A taskforce investigating allegations of sexual and other abuse in the defence force is receiving so many complaints it's been given an extra six months to complete its work.
New complaints to the taskforce's hotline had been building steadily since it opened last November, Defence Minister Stephen Smith told federal parliament on Thursday.
"In addition to the more than 1000 DLA Piper cases, the taskforce is receiving approximately 15 new matters per week through the hotline," the minister said.
At March 4, there had been 1041 complaints.
Some 781 were made by phone call and voicemail messages while 260 were sent by email.
There were 328 fresh claims of abuse.
Taskforce chairman, retired judge Len Roberts-Smith, told Mr Smith there was no realistic prospect of its work being completed within the initial 12-month term.
So the government has agreed to agreed to a six-month extension, with the taskforce now due to conclude its investigations by the end of May 2014.
As well, there will be an end-of-May 2013 deadline for new allegations to be made.
The firm uncovered 775 plausible abuse allegations across every decade since the 1950s. The earliest related to events in 1951.
The Defence Abuse Response Taskforce is examining individual allegations, which if sufficiently substantiated could allow victims to claim up to $50,000 in compensation.

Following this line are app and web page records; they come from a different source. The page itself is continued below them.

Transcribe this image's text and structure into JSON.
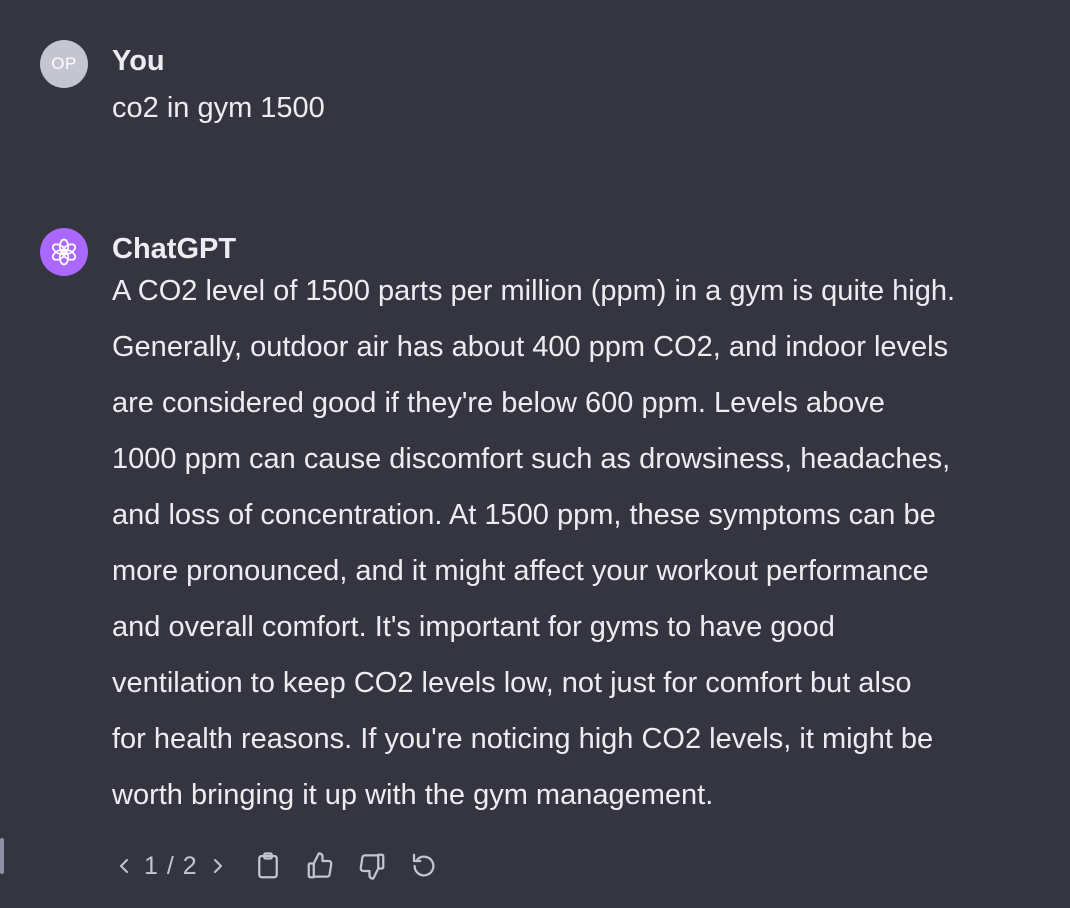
{
  "user_message": {
    "avatar_initials": "OP",
    "author": "You",
    "text": "co2 in gym 1500"
  },
  "assistant_message": {
    "author": "ChatGPT",
    "avatar_icon": "openai-logo-icon",
    "avatar_color": "#ab68ff",
    "lines": [
      "A CO2 level of 1500 parts per million (ppm) in a gym is quite high.",
      "Generally, outdoor air has about 400 ppm CO2, and indoor levels",
      "are considered good if they're below 600 ppm. Levels above",
      "1000 ppm can cause discomfort such as drowsiness, headaches,",
      "and loss of concentration. At 1500 ppm, these symptoms can be",
      "more pronounced, and it might affect your workout performance",
      "and overall comfort. It's important for gyms to have good",
      "ventilation to keep CO2 levels low, not just for comfort but also",
      "for health reasons. If you're noticing high CO2 levels, it might be",
      "worth bringing it up with the gym management."
    ]
  },
  "toolbar": {
    "pager_label": "1 / 2",
    "icons": [
      "chevron-left-icon",
      "chevron-right-icon",
      "clipboard-icon",
      "thumbs-up-icon",
      "thumbs-down-icon",
      "regenerate-icon"
    ]
  },
  "colors": {
    "background": "#343541",
    "text": "#ececf1",
    "muted": "#c5c5d2"
  }
}
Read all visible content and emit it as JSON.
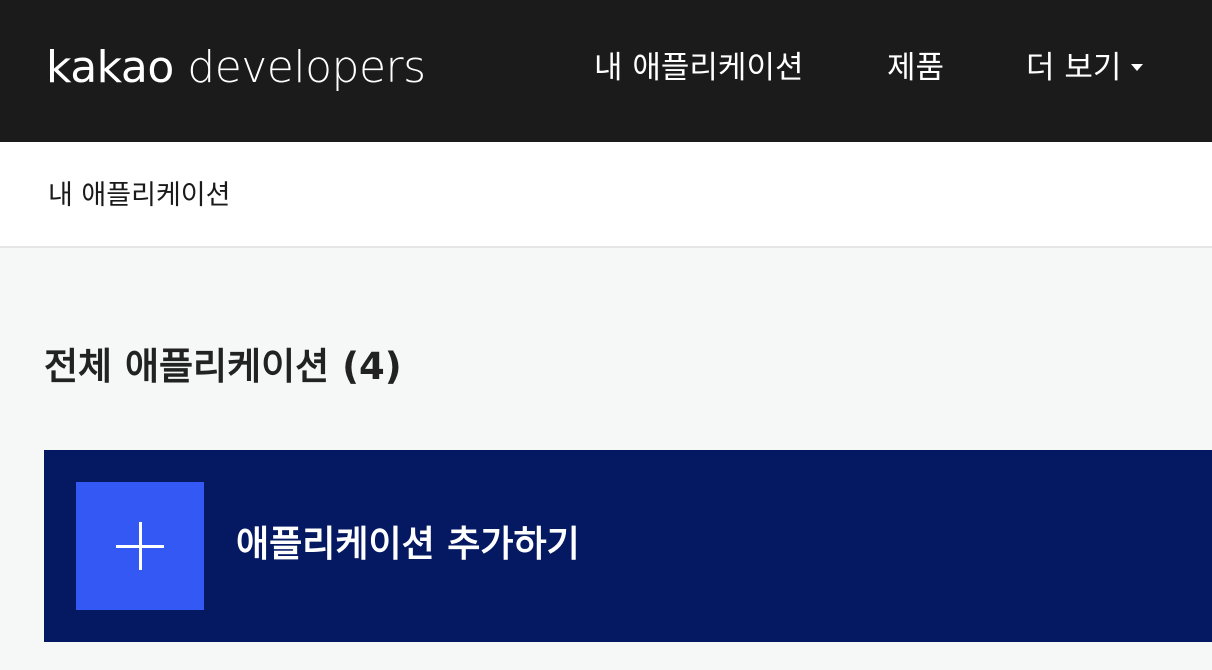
{
  "header": {
    "logo_brand": "kakao",
    "logo_suffix": "developers",
    "nav": {
      "apps": "내 애플리케이션",
      "products": "제품",
      "more": "더 보기"
    }
  },
  "breadcrumb": {
    "current": "내 애플리케이션"
  },
  "main": {
    "section_title": "전체 애플리케이션 (4)",
    "add_app": {
      "label": "애플리케이션 추가하기",
      "icon": "plus-icon"
    }
  },
  "colors": {
    "header_bg": "#1b1b1c",
    "card_bg": "#041962",
    "accent": "#3358f4",
    "page_bg": "#f6f7f7"
  }
}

It is also considering whether a full royal commission is needed to address outstanding allegations at ADFA in the 1990s and allegations of sexual and other abuse of naval cadets at the former navy training centre, HMAS Leeuwin, which operated from 1960-84.
The taskforce said it appeared the abuse at Leeuwin occurred in the 1960s and 1970s.

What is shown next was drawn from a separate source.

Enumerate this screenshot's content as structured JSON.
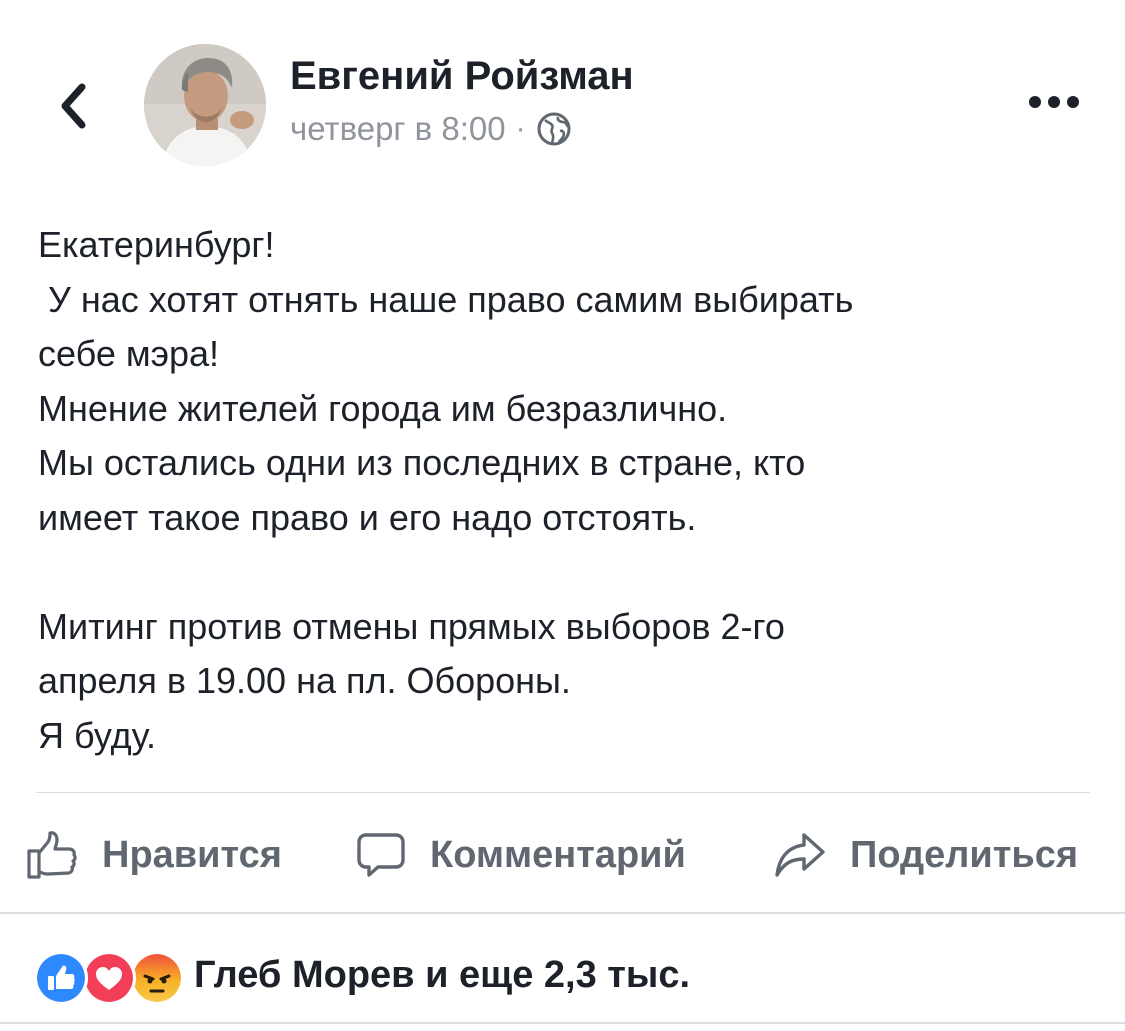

"Much of the alleged bullying and violence appears to have been unreported," Mr Smith said.
Opposition defence personnel spokesman Stuart Robert said the coalition fully backed the inquiry.
"We are satisfied that the processes and procedures that have been put in place are appropriate and are working to the fullest extent possible," he said.